MATERIAL FOR THIS EXERCISE:
────────────────────────────────────────
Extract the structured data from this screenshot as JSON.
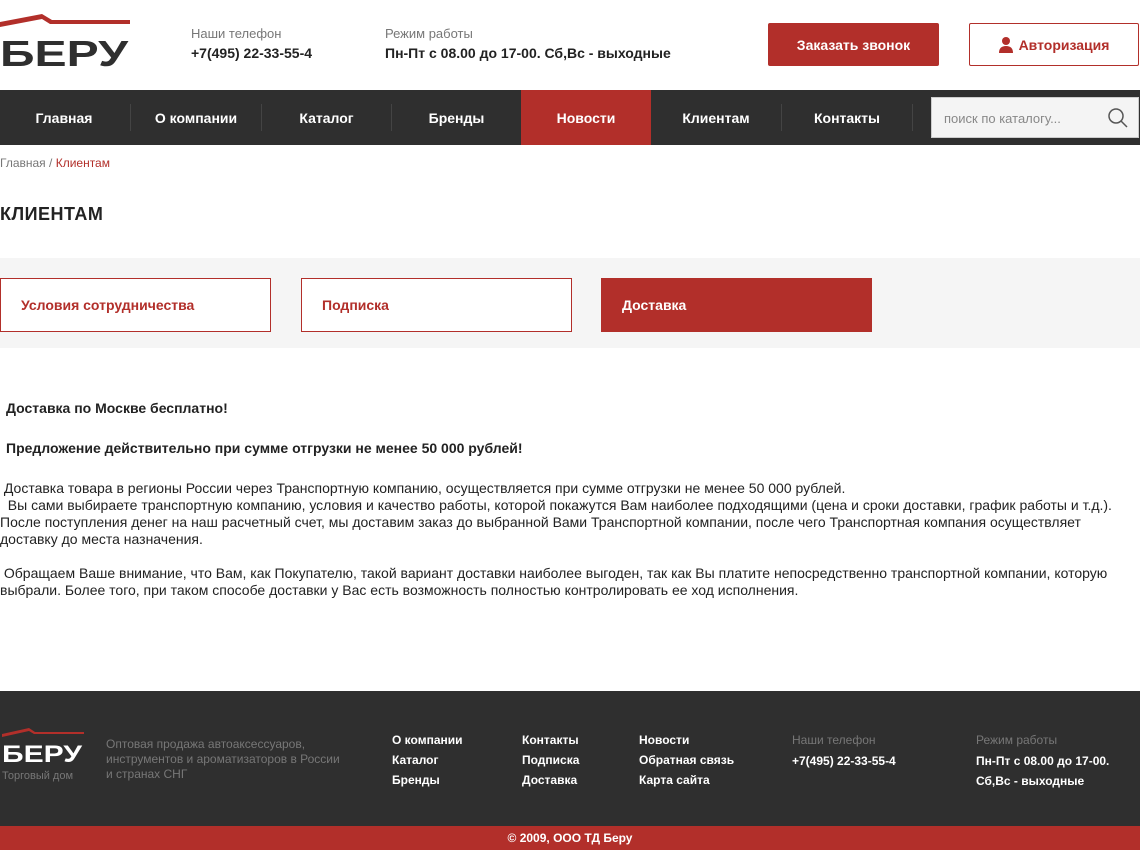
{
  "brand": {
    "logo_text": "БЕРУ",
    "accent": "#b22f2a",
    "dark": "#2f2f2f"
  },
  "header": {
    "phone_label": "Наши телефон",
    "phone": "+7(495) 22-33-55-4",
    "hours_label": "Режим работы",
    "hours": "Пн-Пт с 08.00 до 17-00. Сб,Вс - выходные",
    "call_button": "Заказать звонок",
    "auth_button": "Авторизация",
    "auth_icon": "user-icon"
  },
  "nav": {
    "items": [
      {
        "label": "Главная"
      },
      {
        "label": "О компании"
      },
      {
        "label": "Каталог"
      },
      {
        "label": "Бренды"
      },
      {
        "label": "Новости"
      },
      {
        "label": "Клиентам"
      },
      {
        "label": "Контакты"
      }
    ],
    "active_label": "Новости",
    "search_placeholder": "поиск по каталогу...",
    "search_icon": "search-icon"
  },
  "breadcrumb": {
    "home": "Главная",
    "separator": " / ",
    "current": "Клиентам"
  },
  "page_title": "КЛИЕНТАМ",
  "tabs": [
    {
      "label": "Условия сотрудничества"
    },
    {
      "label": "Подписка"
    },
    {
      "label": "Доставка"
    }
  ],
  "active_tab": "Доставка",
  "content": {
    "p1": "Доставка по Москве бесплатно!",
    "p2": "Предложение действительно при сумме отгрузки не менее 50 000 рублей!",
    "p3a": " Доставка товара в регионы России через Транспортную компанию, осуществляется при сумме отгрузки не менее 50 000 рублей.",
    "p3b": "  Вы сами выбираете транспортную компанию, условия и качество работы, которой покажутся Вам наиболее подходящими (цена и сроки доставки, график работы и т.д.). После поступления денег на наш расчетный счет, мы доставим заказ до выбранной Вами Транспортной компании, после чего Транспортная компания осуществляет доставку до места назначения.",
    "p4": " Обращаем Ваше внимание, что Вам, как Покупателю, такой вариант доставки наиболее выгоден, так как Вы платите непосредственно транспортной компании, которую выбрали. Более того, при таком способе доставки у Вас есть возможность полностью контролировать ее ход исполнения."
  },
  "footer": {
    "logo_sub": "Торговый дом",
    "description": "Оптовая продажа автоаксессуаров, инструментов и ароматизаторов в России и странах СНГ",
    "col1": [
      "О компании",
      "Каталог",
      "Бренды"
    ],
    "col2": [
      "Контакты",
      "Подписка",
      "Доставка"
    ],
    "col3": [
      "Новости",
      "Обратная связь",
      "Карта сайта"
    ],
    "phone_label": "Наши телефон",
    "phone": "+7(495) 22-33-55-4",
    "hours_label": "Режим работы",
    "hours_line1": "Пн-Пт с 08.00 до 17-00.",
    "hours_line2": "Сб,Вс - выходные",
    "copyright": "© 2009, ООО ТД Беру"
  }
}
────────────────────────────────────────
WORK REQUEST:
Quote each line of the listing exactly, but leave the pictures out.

PROBLEM SOLUTION:
Extract the structured data from this screenshot as JSON.
{
  "brand": {
    "logo_text": "БЕРУ",
    "accent": "#b22f2a",
    "dark": "#2f2f2f"
  },
  "header": {
    "phone_label": "Наши телефон",
    "phone": "+7(495) 22-33-55-4",
    "hours_label": "Режим работы",
    "hours": "Пн-Пт с 08.00 до 17-00. Сб,Вс - выходные",
    "call_button": "Заказать звонок",
    "auth_button": "Авторизация",
    "auth_icon": "user-icon"
  },
  "nav": {
    "items": [
      {
        "label": "Главная"
      },
      {
        "label": "О компании"
      },
      {
        "label": "Каталог"
      },
      {
        "label": "Бренды"
      },
      {
        "label": "Новости"
      },
      {
        "label": "Клиентам"
      },
      {
        "label": "Контакты"
      }
    ],
    "active_label": "Новости",
    "search_placeholder": "поиск по каталогу...",
    "search_icon": "search-icon"
  },
  "breadcrumb": {
    "home": "Главная",
    "separator": " / ",
    "current": "Клиентам"
  },
  "page_title": "КЛИЕНТАМ",
  "tabs": [
    {
      "label": "Условия сотрудничества"
    },
    {
      "label": "Подписка"
    },
    {
      "label": "Доставка"
    }
  ],
  "active_tab": "Доставка",
  "content": {
    "p1": "Доставка по Москве бесплатно!",
    "p2": "Предложение действительно при сумме отгрузки не менее 50 000 рублей!",
    "p3a": " Доставка товара в регионы России через Транспортную компанию, осуществляется при сумме отгрузки не менее 50 000 рублей.",
    "p3b": "  Вы сами выбираете транспортную компанию, условия и качество работы, которой покажутся Вам наиболее подходящими (цена и сроки доставки, график работы и т.д.). После поступления денег на наш расчетный счет, мы доставим заказ до выбранной Вами Транспортной компании, после чего Транспортная компания осуществляет доставку до места назначения.",
    "p4": " Обращаем Ваше внимание, что Вам, как Покупателю, такой вариант доставки наиболее выгоден, так как Вы платите непосредственно транспортной компании, которую выбрали. Более того, при таком способе доставки у Вас есть возможность полностью контролировать ее ход исполнения."
  },
  "footer": {
    "logo_sub": "Торговый дом",
    "description": "Оптовая продажа автоаксессуаров, инструментов и ароматизаторов в России и странах СНГ",
    "col1": [
      "О компании",
      "Каталог",
      "Бренды"
    ],
    "col2": [
      "Контакты",
      "Подписка",
      "Доставка"
    ],
    "col3": [
      "Новости",
      "Обратная связь",
      "Карта сайта"
    ],
    "phone_label": "Наши телефон",
    "phone": "+7(495) 22-33-55-4",
    "hours_label": "Режим работы",
    "hours_line1": "Пн-Пт с 08.00 до 17-00.",
    "hours_line2": "Сб,Вс - выходные",
    "copyright": "© 2009, ООО ТД Беру"
  }
}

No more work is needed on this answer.